● **TASK INSTRUCTIONS**: Restate the data below word for word, keeping each line intact.

[Page and application data records]
* * *

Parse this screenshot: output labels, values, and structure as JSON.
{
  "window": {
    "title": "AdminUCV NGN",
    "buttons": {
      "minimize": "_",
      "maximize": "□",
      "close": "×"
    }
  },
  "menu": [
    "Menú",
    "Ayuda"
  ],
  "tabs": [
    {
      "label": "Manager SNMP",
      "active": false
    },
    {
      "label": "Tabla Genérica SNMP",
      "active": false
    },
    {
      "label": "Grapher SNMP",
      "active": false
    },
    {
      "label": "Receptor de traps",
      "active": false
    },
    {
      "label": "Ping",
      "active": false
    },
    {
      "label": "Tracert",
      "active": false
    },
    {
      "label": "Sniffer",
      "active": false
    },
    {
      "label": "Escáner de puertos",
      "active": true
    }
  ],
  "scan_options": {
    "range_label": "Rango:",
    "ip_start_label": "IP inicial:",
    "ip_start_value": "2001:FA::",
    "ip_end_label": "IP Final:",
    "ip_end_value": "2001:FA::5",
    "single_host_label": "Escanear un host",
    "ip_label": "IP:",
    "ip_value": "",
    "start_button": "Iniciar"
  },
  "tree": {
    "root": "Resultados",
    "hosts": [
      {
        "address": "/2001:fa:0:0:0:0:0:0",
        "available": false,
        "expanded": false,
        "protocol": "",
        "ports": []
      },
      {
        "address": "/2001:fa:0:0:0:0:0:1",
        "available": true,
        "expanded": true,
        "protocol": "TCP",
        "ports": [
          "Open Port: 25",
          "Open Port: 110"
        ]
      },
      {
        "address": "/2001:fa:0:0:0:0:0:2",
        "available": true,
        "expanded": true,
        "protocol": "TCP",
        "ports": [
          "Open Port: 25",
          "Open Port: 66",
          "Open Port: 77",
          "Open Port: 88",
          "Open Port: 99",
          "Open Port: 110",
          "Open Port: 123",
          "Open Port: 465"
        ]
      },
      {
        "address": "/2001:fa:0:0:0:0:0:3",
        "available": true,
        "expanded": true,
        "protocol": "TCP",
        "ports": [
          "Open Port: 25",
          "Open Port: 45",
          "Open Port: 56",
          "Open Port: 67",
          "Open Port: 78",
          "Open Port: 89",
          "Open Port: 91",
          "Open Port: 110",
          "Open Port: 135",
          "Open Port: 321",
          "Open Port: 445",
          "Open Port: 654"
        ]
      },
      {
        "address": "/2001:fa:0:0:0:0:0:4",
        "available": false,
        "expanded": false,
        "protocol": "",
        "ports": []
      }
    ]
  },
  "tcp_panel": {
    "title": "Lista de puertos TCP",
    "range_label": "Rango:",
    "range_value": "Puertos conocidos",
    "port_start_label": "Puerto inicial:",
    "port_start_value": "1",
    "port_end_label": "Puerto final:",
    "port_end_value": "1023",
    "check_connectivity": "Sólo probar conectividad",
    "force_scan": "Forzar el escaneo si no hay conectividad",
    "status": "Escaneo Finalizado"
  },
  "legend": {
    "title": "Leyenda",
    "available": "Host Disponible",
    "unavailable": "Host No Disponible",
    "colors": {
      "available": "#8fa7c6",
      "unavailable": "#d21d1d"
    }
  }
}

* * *

● **RESPONSE BOX**:
Parse this screenshot: output labels, values, and structure as JSON.
{
  "window": {
    "title": "AdminUCV NGN",
    "buttons": {
      "minimize": "_",
      "maximize": "□",
      "close": "×"
    }
  },
  "menu": [
    "Menú",
    "Ayuda"
  ],
  "tabs": [
    {
      "label": "Manager SNMP",
      "active": false
    },
    {
      "label": "Tabla Genérica SNMP",
      "active": false
    },
    {
      "label": "Grapher SNMP",
      "active": false
    },
    {
      "label": "Receptor de traps",
      "active": false
    },
    {
      "label": "Ping",
      "active": false
    },
    {
      "label": "Tracert",
      "active": false
    },
    {
      "label": "Sniffer",
      "active": false
    },
    {
      "label": "Escáner de puertos",
      "active": true
    }
  ],
  "scan_options": {
    "range_label": "Rango:",
    "ip_start_label": "IP inicial:",
    "ip_start_value": "2001:FA::",
    "ip_end_label": "IP Final:",
    "ip_end_value": "2001:FA::5",
    "single_host_label": "Escanear un host",
    "ip_label": "IP:",
    "ip_value": "",
    "start_button": "Iniciar"
  },
  "tree": {
    "root": "Resultados",
    "hosts": [
      {
        "address": "/2001:fa:0:0:0:0:0:0",
        "available": false,
        "expanded": false,
        "protocol": "",
        "ports": []
      },
      {
        "address": "/2001:fa:0:0:0:0:0:1",
        "available": true,
        "expanded": true,
        "protocol": "TCP",
        "ports": [
          "Open Port: 25",
          "Open Port: 110"
        ]
      },
      {
        "address": "/2001:fa:0:0:0:0:0:2",
        "available": true,
        "expanded": true,
        "protocol": "TCP",
        "ports": [
          "Open Port: 25",
          "Open Port: 66",
          "Open Port: 77",
          "Open Port: 88",
          "Open Port: 99",
          "Open Port: 110",
          "Open Port: 123",
          "Open Port: 465"
        ]
      },
      {
        "address": "/2001:fa:0:0:0:0:0:3",
        "available": true,
        "expanded": true,
        "protocol": "TCP",
        "ports": [
          "Open Port: 25",
          "Open Port: 45",
          "Open Port: 56",
          "Open Port: 67",
          "Open Port: 78",
          "Open Port: 89",
          "Open Port: 91",
          "Open Port: 110",
          "Open Port: 135",
          "Open Port: 321",
          "Open Port: 445",
          "Open Port: 654"
        ]
      },
      {
        "address": "/2001:fa:0:0:0:0:0:4",
        "available": false,
        "expanded": false,
        "protocol": "",
        "ports": []
      }
    ]
  },
  "tcp_panel": {
    "title": "Lista de puertos TCP",
    "range_label": "Rango:",
    "range_value": "Puertos conocidos",
    "port_start_label": "Puerto inicial:",
    "port_start_value": "1",
    "port_end_label": "Puerto final:",
    "port_end_value": "1023",
    "check_connectivity": "Sólo probar conectividad",
    "force_scan": "Forzar el escaneo si no hay conectividad",
    "status": "Escaneo Finalizado"
  },
  "legend": {
    "title": "Leyenda",
    "available": "Host Disponible",
    "unavailable": "Host No Disponible",
    "colors": {
      "available": "#8fa7c6",
      "unavailable": "#d21d1d"
    }
  }
}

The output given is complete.